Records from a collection
★ ★ ★ ★
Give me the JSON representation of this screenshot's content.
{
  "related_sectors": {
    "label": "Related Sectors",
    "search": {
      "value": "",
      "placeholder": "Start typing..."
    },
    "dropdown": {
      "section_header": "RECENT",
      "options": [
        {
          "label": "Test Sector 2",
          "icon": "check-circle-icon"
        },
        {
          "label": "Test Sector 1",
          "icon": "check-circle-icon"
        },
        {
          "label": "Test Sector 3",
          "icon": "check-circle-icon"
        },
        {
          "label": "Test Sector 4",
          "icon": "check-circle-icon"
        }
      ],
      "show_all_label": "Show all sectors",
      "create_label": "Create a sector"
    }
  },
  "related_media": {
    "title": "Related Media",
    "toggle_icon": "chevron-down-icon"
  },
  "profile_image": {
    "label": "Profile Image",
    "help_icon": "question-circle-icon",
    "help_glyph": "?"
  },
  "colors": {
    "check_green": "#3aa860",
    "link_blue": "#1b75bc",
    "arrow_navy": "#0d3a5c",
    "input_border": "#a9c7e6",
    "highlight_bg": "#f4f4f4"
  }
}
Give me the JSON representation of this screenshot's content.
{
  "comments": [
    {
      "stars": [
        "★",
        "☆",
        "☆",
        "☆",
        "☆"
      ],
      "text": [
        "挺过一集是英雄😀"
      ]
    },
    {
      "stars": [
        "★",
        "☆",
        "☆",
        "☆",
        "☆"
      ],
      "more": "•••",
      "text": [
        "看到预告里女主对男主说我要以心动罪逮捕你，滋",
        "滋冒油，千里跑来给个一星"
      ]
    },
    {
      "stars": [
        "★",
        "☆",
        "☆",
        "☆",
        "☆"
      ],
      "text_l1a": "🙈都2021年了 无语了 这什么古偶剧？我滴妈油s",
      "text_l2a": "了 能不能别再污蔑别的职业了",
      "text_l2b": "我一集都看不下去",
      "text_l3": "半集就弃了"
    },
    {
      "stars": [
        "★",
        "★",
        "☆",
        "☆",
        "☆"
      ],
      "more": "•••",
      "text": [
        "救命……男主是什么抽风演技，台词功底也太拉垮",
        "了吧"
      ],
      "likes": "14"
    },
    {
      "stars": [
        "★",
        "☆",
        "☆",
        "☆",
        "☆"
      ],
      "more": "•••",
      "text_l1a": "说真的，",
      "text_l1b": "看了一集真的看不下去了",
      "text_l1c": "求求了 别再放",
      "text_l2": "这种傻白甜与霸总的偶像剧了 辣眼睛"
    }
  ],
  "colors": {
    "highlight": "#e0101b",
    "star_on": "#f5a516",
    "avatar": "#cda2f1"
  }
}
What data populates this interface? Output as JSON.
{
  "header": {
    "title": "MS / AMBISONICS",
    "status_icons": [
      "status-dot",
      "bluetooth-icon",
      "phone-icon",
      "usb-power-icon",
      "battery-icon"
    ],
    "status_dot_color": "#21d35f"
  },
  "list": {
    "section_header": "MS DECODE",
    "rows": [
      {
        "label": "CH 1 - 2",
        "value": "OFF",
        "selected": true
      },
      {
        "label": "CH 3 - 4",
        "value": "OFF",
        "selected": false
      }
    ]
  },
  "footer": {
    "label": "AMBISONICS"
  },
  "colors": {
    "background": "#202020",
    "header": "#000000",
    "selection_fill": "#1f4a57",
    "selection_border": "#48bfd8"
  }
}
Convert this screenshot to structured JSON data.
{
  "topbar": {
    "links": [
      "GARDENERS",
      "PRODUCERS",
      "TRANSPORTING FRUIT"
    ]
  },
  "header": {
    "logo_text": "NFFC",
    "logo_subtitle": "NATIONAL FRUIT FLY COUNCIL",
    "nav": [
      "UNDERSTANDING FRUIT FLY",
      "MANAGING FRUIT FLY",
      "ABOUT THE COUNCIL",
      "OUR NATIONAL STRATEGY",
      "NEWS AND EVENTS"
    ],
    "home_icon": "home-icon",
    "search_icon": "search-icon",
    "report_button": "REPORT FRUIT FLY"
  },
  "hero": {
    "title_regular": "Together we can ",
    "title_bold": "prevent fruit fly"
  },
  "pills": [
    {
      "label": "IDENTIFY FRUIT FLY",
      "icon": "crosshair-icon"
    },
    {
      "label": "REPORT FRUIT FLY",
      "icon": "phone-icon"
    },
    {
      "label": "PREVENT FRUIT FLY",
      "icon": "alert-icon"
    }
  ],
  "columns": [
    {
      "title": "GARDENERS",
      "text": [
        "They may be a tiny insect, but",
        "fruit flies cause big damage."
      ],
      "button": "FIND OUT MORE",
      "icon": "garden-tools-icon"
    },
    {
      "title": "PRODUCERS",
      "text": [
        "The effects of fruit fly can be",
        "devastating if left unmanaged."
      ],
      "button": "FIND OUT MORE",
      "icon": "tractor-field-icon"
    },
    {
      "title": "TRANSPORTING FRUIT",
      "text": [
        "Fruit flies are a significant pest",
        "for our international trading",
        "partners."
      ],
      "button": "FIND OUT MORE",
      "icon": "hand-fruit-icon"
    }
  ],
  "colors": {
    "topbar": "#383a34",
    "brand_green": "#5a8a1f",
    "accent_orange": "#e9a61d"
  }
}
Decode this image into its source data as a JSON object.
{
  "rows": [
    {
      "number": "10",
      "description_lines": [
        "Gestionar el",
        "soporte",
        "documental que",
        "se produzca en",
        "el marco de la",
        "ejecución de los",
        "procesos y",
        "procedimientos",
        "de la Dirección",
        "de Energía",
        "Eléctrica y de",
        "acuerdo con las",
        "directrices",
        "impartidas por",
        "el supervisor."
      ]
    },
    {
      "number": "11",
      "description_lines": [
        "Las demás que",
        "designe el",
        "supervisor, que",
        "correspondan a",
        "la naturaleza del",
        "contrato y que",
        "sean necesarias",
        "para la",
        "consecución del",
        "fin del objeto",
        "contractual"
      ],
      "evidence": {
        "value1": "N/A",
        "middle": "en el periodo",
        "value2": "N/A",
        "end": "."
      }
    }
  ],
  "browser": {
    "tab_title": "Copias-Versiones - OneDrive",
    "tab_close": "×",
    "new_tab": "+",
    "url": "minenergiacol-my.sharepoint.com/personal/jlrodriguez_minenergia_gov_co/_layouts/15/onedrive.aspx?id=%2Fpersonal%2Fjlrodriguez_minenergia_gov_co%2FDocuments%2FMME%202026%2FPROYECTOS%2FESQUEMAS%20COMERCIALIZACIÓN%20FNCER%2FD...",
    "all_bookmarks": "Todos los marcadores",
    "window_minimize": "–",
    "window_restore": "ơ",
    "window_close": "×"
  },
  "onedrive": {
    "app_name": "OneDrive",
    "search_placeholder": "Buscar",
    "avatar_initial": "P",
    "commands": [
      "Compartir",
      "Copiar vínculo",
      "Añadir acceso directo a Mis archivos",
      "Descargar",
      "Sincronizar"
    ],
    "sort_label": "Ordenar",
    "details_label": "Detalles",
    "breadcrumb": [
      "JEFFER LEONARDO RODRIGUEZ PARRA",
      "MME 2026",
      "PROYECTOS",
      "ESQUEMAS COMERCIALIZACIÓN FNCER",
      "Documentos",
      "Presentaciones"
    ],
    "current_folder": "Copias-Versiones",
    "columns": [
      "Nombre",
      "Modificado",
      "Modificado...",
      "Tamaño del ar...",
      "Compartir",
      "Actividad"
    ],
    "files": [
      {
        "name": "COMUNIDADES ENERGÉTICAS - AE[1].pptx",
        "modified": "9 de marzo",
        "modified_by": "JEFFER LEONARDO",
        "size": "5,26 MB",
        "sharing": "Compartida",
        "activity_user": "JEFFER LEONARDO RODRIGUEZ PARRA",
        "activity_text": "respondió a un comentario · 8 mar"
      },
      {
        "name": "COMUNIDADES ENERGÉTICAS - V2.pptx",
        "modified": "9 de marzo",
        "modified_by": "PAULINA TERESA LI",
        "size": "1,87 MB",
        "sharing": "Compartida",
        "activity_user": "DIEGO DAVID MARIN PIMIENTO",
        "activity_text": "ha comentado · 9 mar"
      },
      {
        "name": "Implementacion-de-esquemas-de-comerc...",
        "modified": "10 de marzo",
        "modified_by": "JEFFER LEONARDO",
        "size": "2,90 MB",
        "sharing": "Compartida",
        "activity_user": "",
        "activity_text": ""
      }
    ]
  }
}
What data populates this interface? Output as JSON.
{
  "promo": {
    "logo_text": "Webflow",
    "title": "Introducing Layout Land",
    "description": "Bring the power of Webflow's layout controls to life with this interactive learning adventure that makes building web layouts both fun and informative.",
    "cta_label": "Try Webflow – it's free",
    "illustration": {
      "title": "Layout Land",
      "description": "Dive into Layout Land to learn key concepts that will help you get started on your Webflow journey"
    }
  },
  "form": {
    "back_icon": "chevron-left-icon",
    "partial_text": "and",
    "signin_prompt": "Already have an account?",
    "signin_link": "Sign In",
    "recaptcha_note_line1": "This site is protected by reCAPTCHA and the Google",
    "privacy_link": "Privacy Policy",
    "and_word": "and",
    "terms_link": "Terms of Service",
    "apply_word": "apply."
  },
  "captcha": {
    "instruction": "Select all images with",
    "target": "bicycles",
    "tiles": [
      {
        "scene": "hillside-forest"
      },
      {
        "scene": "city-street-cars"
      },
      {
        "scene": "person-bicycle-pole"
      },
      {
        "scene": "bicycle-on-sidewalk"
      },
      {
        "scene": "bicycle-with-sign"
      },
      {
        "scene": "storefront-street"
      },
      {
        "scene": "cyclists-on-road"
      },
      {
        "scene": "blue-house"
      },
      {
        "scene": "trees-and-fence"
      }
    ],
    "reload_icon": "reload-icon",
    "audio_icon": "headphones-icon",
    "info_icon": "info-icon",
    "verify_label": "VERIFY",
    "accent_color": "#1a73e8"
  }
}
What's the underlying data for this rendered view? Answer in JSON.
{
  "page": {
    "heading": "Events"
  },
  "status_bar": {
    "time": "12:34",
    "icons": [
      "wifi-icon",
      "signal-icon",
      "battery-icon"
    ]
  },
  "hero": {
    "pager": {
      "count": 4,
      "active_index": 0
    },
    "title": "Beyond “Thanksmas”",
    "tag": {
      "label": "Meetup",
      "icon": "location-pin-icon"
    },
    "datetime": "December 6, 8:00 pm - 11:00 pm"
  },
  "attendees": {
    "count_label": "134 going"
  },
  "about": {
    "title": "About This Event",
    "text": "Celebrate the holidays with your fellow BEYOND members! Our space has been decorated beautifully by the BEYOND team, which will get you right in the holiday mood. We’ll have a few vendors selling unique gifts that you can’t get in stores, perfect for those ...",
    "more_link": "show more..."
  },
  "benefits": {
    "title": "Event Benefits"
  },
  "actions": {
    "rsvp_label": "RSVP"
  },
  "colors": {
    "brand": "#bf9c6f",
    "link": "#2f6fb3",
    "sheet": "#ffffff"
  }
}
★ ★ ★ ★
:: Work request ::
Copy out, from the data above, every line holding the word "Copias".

:: Written solution ::
    "tab_title": "Copias-Versiones - OneDrive",
    "current_folder": "Copias-Versiones",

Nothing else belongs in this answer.